# The Mathematics of Dating

This class normally covers a few mathematical problems that have implications to one's dating life. The problems vary based on how much time is left and the previous knowledge of students. Some problems that have been taught in the past follow.

## Secure Dating Protocol

At a high school party, some individuals are romantically interested
in others. But because this is high school, it is absolutely central
that you find out if your romantic interest is interested in you
without letting on whether you yourself are interested^{1}^{1} Why is this so important? The world may never know; high
schoolers are weird.. Normal
people rely on signals, hints, and elaborate ruses. Being
mathematicians and computer scientists, we've got a better idea:
cryptography can give us a protocol wherein you find out if the other
person is interested only if you are. Here are some references that
have the same material; no reason to copy good content into here.

## Stable Marriage Problem

If we have \(n\) women and \(n\) men, how can we match them with each other into partnerships? Imagine that each man and woman can rank all members of the opposite sex by how attractive a partner they are. Can a matching be made so that no two people would prefer to be with each other than their partners? It turns that an algorithm exists which always produces such a "stable" matching. But there are multiple such stable matching, and it turns that the people making proposals to potential partners are the ones which get the best outcome in this algorithm, teaching us all an important lesson about not being afraid to approach that one guy/girl.

- Wikipedia's description of the Stable Marriage Algorithm, which also describes the optimality of the solution for the men and women.
- Wikipedia on the Stable Roommate Algorithm, wherein you don't have to match people by gender. This problem is much harder – for example, it need not even have a stable solution. There is also a much more complicated algorithm to find a stable matching if it exists.
- A research project at the University of Glasgow, which investigated various algorithms for Stable Marriage, and which stable matchings they choose.

## The Secretary Problem

Imagine we have a long list of potential dates. We can date each for, say, a few months, after which we can rank that date relative to all the previous ones. After each date, we can either commit to that date as a partner, or break things off permanently (you aren't allowed to rekindle relationships). How can one maximize their possibility of committing to their best-matched date? It turns out that a sufficiently clever approach can give one the optimal partner more than a third of the time, no matter what order the dates are dated. We'll expand on this principle to discuss why you shouldn't start looking to get married until approximately 24.

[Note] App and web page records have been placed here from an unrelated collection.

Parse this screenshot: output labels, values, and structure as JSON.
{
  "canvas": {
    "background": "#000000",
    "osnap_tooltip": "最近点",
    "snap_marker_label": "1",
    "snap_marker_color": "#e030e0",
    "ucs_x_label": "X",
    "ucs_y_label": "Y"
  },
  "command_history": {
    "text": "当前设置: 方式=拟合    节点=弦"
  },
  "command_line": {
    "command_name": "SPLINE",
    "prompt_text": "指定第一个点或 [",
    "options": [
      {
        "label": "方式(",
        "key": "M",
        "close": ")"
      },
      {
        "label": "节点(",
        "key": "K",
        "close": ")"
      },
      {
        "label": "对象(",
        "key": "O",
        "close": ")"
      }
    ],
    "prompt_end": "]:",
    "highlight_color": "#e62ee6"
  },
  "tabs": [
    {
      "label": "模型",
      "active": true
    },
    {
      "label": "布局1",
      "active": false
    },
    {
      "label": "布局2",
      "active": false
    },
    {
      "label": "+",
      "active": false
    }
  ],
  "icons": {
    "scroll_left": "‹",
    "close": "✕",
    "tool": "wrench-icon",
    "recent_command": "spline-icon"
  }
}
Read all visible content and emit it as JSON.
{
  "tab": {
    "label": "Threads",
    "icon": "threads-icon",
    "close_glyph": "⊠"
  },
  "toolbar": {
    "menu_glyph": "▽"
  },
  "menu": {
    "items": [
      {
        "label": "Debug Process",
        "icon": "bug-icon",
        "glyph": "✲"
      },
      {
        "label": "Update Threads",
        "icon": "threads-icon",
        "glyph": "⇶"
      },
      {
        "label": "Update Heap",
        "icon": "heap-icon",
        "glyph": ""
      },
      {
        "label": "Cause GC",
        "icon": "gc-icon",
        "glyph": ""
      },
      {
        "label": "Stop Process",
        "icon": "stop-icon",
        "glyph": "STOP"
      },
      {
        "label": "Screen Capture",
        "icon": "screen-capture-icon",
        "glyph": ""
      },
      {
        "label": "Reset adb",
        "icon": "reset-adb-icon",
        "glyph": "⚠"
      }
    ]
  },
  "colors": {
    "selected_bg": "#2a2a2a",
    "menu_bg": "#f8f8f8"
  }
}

- Wikipedia on the Secretary Problem; Wikipedia has information on a variety of similar problems and on generalizations of the Secretary Problem.
- The Odds Algorithm, which solves a general class of similar problems.
- Stein, W.E.; Seale, D.A.; Rapoport, A. (2003). "Analysis of heuristic solutions to the best choice problem". European Journal of Operational Research 151: 140–152. This paper analyzed various heuristic approaches to the secretary problem, ones ordinary people might use when confronted with this problem in practice.

## Footnotes:

^{1}

Why is this so important? The world may never know; high schoolers are weird.